We must not remain caught by its terrifying accusation. The Holy Spirit must lead us to plug our ears to the law's threats so that we might listen only to the divine gift of grace and the proclamation that Christ our Savior has 'borne our griefs and carried our sorrows' (Is 53:4). When God speaks His word of consolation to poor terrified sinners they must not return to the law and its opinion or they will never have a moment's peace. If they return to the law, they will carry their own griefs and bear their own sorrows. This is exactly the opposite of what the holy gospel tells us. Here is why we must return ever and again to hear the proclamation of the message of absolution. It is not a thing that is gotten and captured easily by us sinners. We need make an appointment with the gospel again and again.

 

Martin Luther

 

"[Joseph's] brothers (Gn 45:5-7) are not yet able to collect themselves, even though Joseph mitigates and extenuates their sin and calls his mission ordained by God's counsel and occurring for their salvation and that of others. They still stand there quaking, trembling, terrified, and thunderstruck. He accomplished too little by encouraging and soothing them, despite the fact that he lightened their sin and covered it by repeatedly referring to the divine ordinance and the blessed outcome, which was especially salutary to so many nations. This he had done both to strengthen them and later to console his afflicted and troubled father through them. So difficult a task it is to cheer up and strengthen souls overwhelmed by the fear of God's wrath and divine judgment. Indeed, look at the apostles, with whom Christ spends 40 days, strengthening them and teaching them concerning the kingdom of God. In addition, there were even appearances and sermons of angels. Yet they could not give sufficiently firm assent to all this. Such a sad and horrible thing is sin and a bad conscience.

 

"Let us, then, with all zeal and piety beware of falling into sin; or if there is any sin by which the soul is troubled, then let all devote all their counsels and consolation to freeing it from affliction and grief and to stirring it up to faith in the mercy of God. Thus Joseph preached this to his brothers most diligently, saying: 'Do not, I beg you, be overcome by grief of soul; be secure and sure of the forgiveness of your sin, which in itself is indeed great. But salvation and liberation, both physical and spiritual, are even greater.' They listen to this outstanding sermon. Nevertheless, they still hesitate; they do not yet dare to utter even a word."

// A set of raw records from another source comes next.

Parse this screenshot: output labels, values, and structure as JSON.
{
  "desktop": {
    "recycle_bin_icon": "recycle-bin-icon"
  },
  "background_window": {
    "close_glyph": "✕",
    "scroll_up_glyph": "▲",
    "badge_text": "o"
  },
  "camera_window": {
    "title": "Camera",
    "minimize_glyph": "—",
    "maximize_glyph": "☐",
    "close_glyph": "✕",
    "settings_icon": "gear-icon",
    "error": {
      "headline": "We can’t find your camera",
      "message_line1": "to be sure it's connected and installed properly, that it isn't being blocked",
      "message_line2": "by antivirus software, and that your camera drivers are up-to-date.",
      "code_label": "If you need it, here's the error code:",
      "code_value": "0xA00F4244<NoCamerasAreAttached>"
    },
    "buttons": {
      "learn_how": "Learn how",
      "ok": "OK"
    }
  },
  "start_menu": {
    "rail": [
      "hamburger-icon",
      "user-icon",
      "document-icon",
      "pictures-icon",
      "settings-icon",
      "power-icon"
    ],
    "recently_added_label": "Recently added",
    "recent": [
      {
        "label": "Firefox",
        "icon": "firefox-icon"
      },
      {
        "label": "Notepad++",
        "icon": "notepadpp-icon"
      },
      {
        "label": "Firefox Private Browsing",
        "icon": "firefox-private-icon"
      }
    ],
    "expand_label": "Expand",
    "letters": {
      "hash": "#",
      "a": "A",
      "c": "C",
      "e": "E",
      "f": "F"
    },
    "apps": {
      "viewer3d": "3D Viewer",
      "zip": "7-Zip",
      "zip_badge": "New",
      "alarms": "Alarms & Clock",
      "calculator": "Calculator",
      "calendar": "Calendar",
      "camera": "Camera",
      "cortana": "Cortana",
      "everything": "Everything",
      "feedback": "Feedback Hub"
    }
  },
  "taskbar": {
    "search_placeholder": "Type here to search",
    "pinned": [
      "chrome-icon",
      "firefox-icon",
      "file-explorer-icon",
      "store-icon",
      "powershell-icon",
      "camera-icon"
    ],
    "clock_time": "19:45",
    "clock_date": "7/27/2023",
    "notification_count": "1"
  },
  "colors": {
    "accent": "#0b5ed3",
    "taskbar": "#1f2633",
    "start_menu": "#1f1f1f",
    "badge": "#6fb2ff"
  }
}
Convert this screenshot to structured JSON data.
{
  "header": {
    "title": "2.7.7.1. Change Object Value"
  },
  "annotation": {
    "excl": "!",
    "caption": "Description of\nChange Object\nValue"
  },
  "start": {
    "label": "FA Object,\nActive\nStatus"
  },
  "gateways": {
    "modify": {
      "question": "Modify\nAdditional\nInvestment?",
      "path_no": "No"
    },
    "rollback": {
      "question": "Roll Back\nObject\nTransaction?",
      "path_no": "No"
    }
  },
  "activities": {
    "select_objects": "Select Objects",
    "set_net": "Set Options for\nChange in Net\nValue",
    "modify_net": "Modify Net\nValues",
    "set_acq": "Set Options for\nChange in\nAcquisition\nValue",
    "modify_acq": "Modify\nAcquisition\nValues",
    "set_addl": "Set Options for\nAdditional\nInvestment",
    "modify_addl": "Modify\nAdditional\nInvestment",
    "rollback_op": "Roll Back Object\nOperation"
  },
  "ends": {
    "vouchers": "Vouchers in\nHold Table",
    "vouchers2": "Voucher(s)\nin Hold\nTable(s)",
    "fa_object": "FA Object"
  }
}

Martin Luther, Lectures on Genesis, 45.7
 
Prayer

Lord, we tremble because of the threat of the holy law. Send Your Word that we might never return to the law for our righteousness in Your sight. Keep us steadfast in Your gospel and its grace. Amen.

 

For Sandy Leger, as she continues to recover from injuries sustained in a car wreck, that that Lord would strengthen her

 

For all public safety officers, that they would be kept safe in the legitimate conduct of their duties patrolling the streets of our cities

 

For all those who are looking for work in keeping with their vocation, that the Lord who says, "those who will not work, should not eat," would grant the gift of daily work
Art: Annunciation Schnorr Von Carolsfeld, Julius (1818)

Find me on Facebook                                                                             © Scott R. Murray, 2014

 
Forward email



This email was sent to by smurray@mlchouston.org |  


Memorial Lutheran Church | 5800 Westheimer Rd. | Houston | TX | 77057